With the sacrifice of Jesus as our foundation, and the Holy Spirit as our guide, we are called to worship God 24/7. The scriptures don’t say anything about us putting aside our faith in compartments when we don’t want God to interfere with certain parts of our lives. We aren’t called to worship God just when it is convenient. We are called to trust and believe in Him even when it is inconvenient. The world might be pressuring us to compartmentalize our faith in Christ, but what the world desperately needs is for that faith to unify and integrate every aspect of our lives.

So how do we get rid of the compartments? Handing the reins over to our attentive God is the first step. We can acknowledge the propensity to compartmentalize and pray for wisdom to eliminate those areas of our life where God does not play a principal role. We need the Holy Spirit to help us (John 14:26) to see how we have pushed God aside as we “do” our lives.

The bottom line is this. It is turning our focus from our agenda to His, seeing Christ made great in our thoughts, actions, feelings, in fact, through all the details of life. The Bible says that we can be recognized by the fruit we produce in our lives. What kind of fruit are you producing? More than that, what kind of fruit are others noticing you are producing when they see you on a daily basis? Are you producing the fruits of the Spirit that are love, joy, peace, patience, kindness, goodness, faithfulness, gentleness and self-control?

The challenge is being a Christian not just when everyone is looking, but also when no one is looking.

Discussion Questions:

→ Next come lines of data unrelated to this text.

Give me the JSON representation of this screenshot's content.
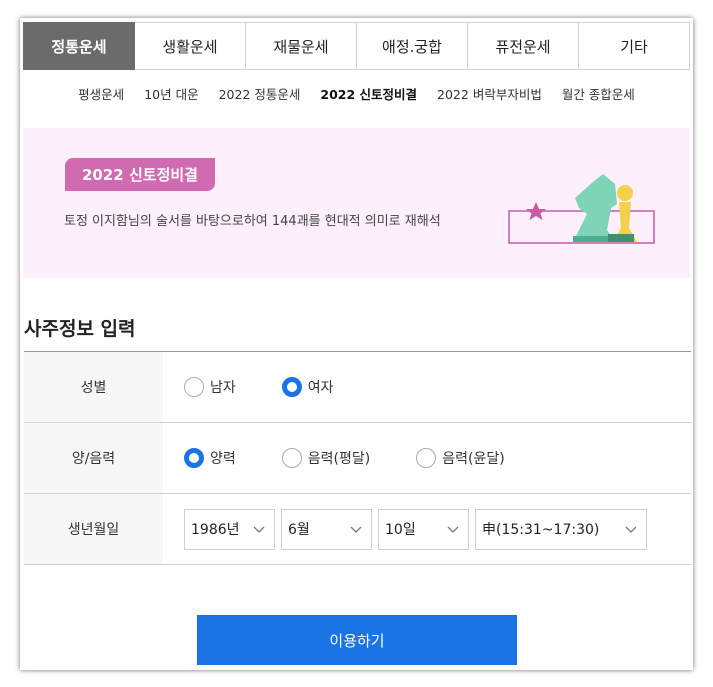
{
  "tabs": [
    {
      "label": "정통운세",
      "active": true
    },
    {
      "label": "생활운세",
      "active": false
    },
    {
      "label": "재물운세",
      "active": false
    },
    {
      "label": "애정.궁합",
      "active": false
    },
    {
      "label": "퓨전운세",
      "active": false
    },
    {
      "label": "기타",
      "active": false
    }
  ],
  "subnav": [
    {
      "label": "평생운세",
      "active": false
    },
    {
      "label": "10년 대운",
      "active": false
    },
    {
      "label": "2022 정통운세",
      "active": false
    },
    {
      "label": "2022 신토정비결",
      "active": true
    },
    {
      "label": "2022 벼락부자비법",
      "active": false
    },
    {
      "label": "월간 종합운세",
      "active": false
    }
  ],
  "banner": {
    "badge": "2022 신토정비결",
    "description": "토정 이지함님의 술서를 바탕으로하여 144괘를 현대적 의미로 재해석",
    "bg_color": "#fdeffb",
    "badge_color": "#d06ab1"
  },
  "section_title": "사주정보 입력",
  "form": {
    "gender": {
      "label": "성별",
      "options": [
        {
          "label": "남자",
          "checked": false
        },
        {
          "label": "여자",
          "checked": true
        }
      ]
    },
    "calendar": {
      "label": "양/음력",
      "options": [
        {
          "label": "양력",
          "checked": true
        },
        {
          "label": "음력(평달)",
          "checked": false
        },
        {
          "label": "음력(윤달)",
          "checked": false
        }
      ]
    },
    "birth": {
      "label": "생년월일",
      "year": "1986년",
      "month": "6월",
      "day": "10일",
      "hour": "申(15:31~17:30)"
    }
  },
  "submit_label": "이용하기",
  "accent_color": "#1b74e4"
}
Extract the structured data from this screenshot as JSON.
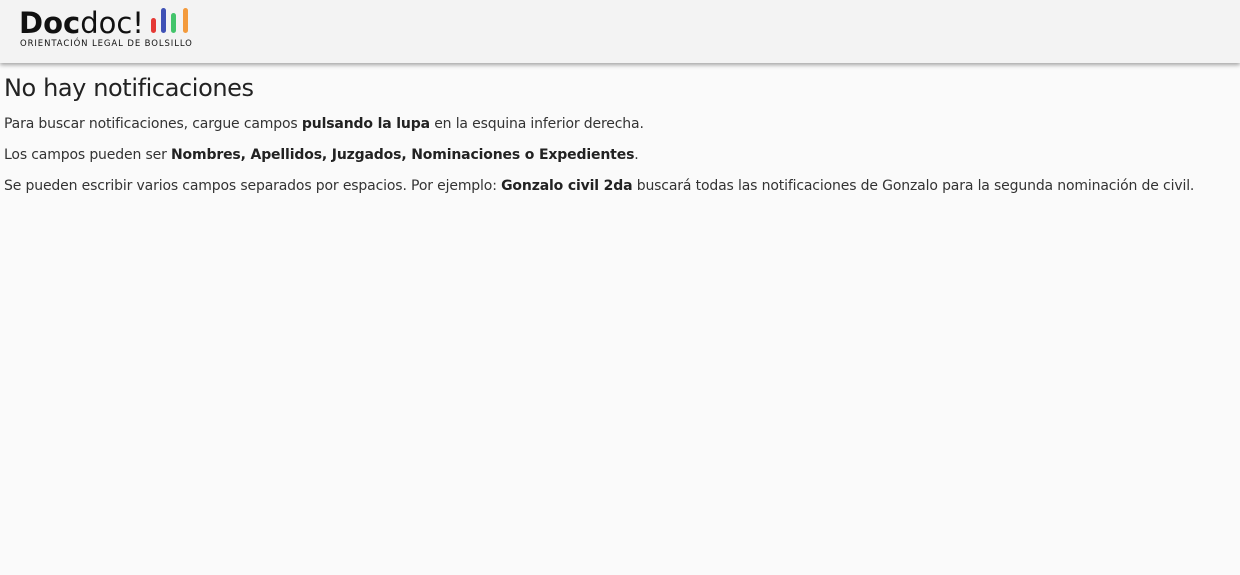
{
  "header": {
    "logo": {
      "word_bold": "Doc",
      "word_light": "doc!",
      "tagline": "ORIENTACIÓN LEGAL DE BOLSILLO",
      "bar_colors": [
        "#e53935",
        "#3f51b5",
        "#43c46b",
        "#f39a3c"
      ]
    }
  },
  "main": {
    "title": "No hay notificaciones",
    "paragraphs": [
      {
        "before": "Para buscar notificaciones, cargue campos ",
        "bold": "pulsando la lupa",
        "after": " en la esquina inferior derecha."
      },
      {
        "before": "Los campos pueden ser ",
        "bold": "Nombres, Apellidos, Juzgados, Nominaciones o Expedientes",
        "after": "."
      },
      {
        "before": "Se pueden escribir varios campos separados por espacios. Por ejemplo: ",
        "bold": "Gonzalo civil 2da",
        "after": " buscará todas las notificaciones de Gonzalo para la segunda nominación de civil."
      }
    ]
  }
}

  1. Do you desire Jesus Christ to be first in your life? Do you see every aspect of your life and work as service to God. How does that manifest itself in your life?
  2. Many people are tempted to compartmentalize their faith rather than allow God to influence every aspect of their lives. Discuss some of the reasons for this. In what ways can materialism be the enemy of single-mindedness?
  3. Which area of your life (relationships, finances, work, family, etc.) is hardest to submit to God’s will and guidance?
  4. How have you experienced the benefits of a single-minded focus on God?
  5. How has “seeking first the kingdom of God” brought God’s blessing upon your work, relationships, family, and finances?
  6. Pray and ask God for the wisdom to occupy all the compartments in your life.